Ethan and Kimber were sitting on the sofa I’d used as a bed last night, their heads bent together, their voices no louder than a whisper. Ethan was looking earnest, and Kimber was scowling at him. I wondered if she ever smiled when Ethan was around.
They both noticed me at the same time, Kimber interrupting herself mid-sentence while Ethan sat up straight and flashed me one of his dazzling smiles. The smile warmed me like I was standing in a ray of sunshine, and I found myself smiling back in spite of everything.
There was a prissy china tea set on the coffee table, and Kimber made a racket fussing with the pot and then pouring three cups. I knew she wasn’t even remotely clumsy, so the noise was probably meant to annoy Ethan. It seemed to work. He stopped smiling at me and rolled his eyes at her.
I took a deep breath, not realizing that I’d stopped breathing entirely while his eyes had been on me. My heart did some weird fluttery thing in my chest. I could get used to Ethan looking at me like that, smiling at me and bathing me in warmth.
I shook my head at myself. Out of your league, Dana, my inner voice said. It was nice to have a hottie like him treating me like a woman instead of a girl, but I didn’t dare let myself think of it as anything other than habitual flirting on his part. I’m not ugly—how could I be with Fae blood running through my veins?—but I’m not anything special, either. Certainly not pretty enough to attract the attention of someone like Ethan. He was hot even for a Fae, and he could have his pick of women prettier, more worldly, and more sophisticated than me. I’m a big believer in not getting my hopes up.

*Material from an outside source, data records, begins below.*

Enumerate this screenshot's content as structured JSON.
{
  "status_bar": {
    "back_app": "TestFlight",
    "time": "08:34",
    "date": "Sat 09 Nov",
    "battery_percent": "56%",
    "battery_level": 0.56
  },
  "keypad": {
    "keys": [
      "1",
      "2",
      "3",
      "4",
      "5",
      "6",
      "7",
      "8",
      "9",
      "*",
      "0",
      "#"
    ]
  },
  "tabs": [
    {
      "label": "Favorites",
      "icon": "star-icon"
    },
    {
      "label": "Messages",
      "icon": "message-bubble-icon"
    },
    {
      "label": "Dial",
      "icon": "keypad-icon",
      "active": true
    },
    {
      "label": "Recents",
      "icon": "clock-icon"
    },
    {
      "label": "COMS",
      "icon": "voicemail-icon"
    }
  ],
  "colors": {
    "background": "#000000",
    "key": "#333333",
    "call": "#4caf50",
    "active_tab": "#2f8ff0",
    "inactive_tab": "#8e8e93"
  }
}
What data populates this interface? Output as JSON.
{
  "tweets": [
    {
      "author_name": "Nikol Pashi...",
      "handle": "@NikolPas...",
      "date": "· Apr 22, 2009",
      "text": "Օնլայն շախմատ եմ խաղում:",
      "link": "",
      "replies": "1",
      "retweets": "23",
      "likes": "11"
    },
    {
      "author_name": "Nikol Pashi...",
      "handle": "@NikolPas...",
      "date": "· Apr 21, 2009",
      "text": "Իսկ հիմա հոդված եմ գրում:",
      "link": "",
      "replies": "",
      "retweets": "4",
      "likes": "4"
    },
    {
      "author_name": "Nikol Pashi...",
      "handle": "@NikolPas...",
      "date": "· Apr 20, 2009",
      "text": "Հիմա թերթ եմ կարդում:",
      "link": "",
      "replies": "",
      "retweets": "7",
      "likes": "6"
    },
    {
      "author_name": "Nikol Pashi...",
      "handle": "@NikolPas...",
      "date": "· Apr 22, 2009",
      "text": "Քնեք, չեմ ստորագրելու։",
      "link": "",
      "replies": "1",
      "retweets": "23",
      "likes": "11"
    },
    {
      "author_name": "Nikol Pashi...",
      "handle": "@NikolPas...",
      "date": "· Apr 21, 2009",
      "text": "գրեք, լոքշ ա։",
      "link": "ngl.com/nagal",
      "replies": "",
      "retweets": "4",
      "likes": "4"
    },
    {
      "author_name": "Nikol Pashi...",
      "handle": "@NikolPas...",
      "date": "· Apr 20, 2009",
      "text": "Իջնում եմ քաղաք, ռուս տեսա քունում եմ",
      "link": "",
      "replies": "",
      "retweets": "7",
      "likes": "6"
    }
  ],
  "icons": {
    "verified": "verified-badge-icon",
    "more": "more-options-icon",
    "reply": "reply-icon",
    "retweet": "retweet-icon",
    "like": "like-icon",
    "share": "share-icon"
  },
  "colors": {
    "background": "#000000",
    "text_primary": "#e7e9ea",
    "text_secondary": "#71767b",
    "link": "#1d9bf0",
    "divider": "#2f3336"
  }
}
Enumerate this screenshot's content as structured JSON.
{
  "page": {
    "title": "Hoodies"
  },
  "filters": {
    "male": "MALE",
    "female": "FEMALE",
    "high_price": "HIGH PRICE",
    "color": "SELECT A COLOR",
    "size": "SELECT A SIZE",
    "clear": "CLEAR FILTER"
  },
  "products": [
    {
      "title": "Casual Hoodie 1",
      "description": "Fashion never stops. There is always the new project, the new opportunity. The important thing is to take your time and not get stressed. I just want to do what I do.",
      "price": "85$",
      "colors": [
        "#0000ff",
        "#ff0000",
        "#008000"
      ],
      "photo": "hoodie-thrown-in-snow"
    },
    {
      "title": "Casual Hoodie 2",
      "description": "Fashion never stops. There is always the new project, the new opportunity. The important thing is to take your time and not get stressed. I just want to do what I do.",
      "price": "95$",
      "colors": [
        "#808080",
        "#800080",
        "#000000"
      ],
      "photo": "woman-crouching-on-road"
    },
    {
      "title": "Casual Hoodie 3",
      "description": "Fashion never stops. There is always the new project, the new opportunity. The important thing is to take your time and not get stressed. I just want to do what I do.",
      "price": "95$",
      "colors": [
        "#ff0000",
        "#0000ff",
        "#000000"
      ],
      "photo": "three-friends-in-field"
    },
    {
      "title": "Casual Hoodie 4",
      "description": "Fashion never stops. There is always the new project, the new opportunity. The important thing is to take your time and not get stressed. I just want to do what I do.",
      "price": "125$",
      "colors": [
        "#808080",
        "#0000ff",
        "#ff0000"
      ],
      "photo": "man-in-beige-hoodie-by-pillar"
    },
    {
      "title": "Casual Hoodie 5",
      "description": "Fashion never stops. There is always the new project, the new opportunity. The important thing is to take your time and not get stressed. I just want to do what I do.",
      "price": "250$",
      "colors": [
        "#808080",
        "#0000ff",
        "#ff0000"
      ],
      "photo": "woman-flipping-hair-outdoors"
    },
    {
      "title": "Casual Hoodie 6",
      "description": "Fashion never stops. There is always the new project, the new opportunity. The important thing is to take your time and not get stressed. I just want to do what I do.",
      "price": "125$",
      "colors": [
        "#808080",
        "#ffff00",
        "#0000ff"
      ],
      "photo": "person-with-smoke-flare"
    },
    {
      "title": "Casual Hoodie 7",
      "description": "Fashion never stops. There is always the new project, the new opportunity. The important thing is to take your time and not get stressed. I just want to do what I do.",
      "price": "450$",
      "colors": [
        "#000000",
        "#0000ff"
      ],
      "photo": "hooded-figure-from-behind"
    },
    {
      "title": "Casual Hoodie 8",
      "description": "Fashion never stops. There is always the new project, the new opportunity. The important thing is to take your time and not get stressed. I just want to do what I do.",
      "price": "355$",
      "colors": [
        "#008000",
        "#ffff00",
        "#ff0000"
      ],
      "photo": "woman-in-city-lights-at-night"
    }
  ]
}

I felt shy and vaguely silly as I took a seat on an antique straight-backed chair perpendicular to the sofa. I picked up the cup of tea Kimber had put in front of the chair—beside her, not Ethan, of course—even though I didn’t really feel in the mood for tea. Especially not when I saw the little specks peppering the bottom of the cup. Apparently, they didn’t use tea bags in Avalon. Sigh.
I raised the cup to my lips and took a halfhearted sip. Then I lowered the cup back into the saucer and found myself staring at the tea leaves, wondering what a gypsy would read in them. I had a feeling it would be nothing good.
“So are you guys going to tell me what’s going on now?” I asked, still looking at the tea. Almost like if I didn’t look at the Fae, they wouldn’t speak to me and tell me what my shifting vision had meant to them.
“You’re a very special girl, Dana Stuart,” Ethan said.
Against my will, I found myself looking up at him, getting trapped by his gaze. I may be naive, but I’d seen enough movies and TV to recognize the R-rated look in those striking teal eyes of his. My throat tightened, and I wasn’t sure whether I felt hot or cold. It took all I had not to squirm.
“My name’s Hathaway,” I said weakly. My parents had never married, and I’d carried my mom’s name my entire life. I didn’t feel inclined to change that now.